- **Goal of the exercise**: Across the entries below, tally every line that holds the string "detail" and reply with the number only.

# # # # #

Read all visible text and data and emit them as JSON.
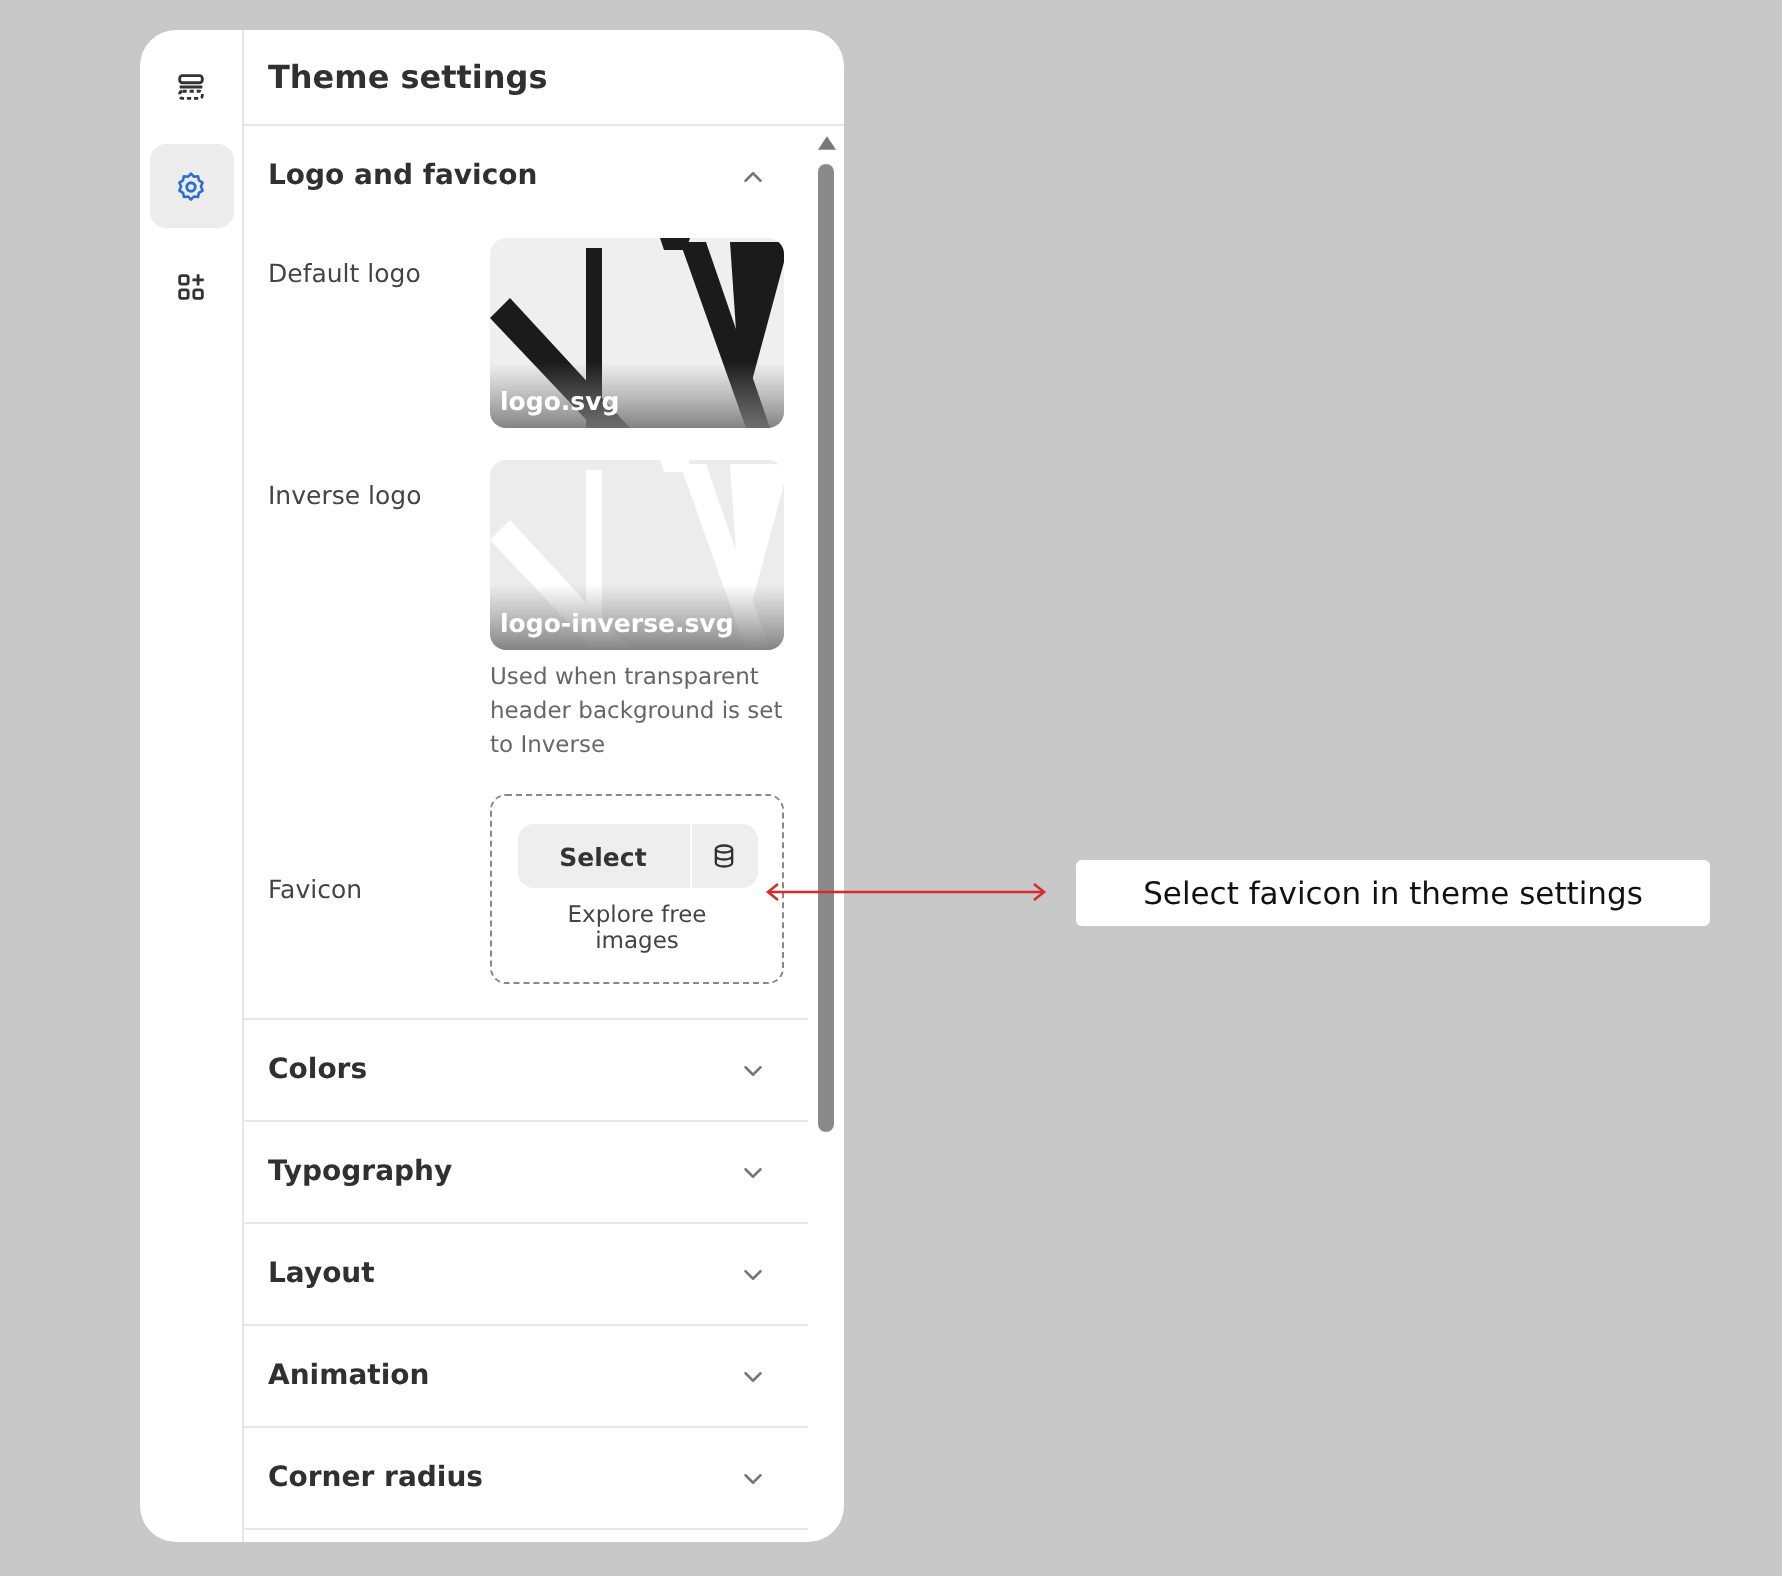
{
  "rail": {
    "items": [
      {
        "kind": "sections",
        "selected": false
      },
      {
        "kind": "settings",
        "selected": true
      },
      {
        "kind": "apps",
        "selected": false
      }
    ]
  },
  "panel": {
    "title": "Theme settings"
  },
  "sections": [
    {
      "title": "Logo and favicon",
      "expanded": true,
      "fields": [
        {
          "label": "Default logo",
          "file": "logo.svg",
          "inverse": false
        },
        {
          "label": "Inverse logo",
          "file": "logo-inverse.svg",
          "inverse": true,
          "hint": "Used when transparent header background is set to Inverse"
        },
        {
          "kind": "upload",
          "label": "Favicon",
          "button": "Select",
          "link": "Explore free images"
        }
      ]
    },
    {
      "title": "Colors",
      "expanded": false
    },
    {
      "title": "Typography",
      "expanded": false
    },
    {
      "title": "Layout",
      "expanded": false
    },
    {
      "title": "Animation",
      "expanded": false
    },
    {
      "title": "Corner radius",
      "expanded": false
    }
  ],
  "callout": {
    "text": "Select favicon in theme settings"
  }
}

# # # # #

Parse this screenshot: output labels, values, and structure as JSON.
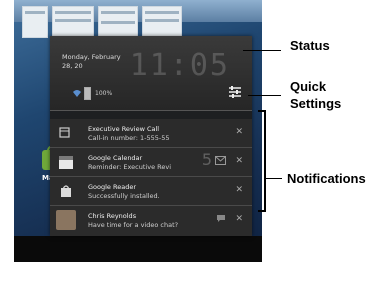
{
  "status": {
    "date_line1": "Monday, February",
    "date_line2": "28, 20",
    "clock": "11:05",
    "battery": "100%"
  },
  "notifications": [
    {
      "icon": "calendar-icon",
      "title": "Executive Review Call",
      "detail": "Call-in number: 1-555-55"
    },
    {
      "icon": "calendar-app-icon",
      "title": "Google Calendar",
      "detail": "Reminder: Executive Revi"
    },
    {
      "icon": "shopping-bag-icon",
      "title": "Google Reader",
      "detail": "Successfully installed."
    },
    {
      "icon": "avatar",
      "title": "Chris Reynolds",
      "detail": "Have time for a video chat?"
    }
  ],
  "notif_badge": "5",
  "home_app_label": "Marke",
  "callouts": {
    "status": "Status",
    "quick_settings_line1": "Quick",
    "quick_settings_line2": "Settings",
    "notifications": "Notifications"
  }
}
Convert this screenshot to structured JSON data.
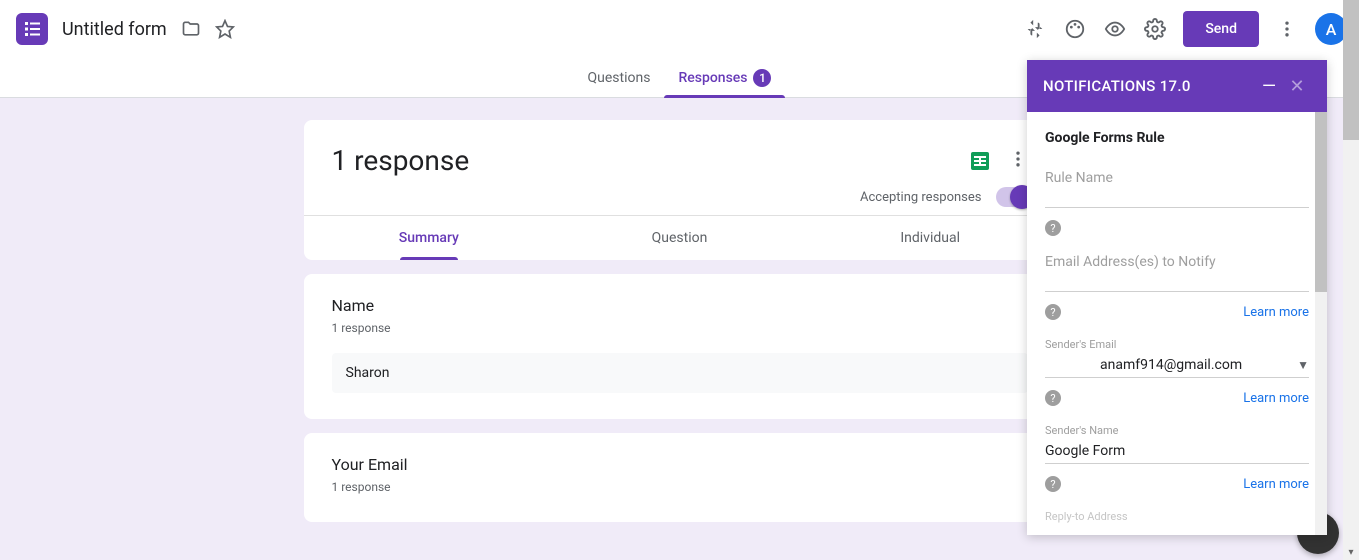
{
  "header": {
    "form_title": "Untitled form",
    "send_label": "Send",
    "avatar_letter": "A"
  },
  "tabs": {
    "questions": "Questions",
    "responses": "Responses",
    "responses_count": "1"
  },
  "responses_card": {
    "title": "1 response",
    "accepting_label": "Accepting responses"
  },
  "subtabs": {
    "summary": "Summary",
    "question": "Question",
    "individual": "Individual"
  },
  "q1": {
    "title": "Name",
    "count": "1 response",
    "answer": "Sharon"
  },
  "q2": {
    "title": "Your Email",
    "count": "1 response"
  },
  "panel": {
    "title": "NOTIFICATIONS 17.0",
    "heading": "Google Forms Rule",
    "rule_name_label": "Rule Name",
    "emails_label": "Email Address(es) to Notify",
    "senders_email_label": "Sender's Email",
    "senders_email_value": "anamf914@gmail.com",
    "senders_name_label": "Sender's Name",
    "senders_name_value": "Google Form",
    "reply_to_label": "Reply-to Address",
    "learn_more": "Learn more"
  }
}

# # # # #

- **Answer box**: 4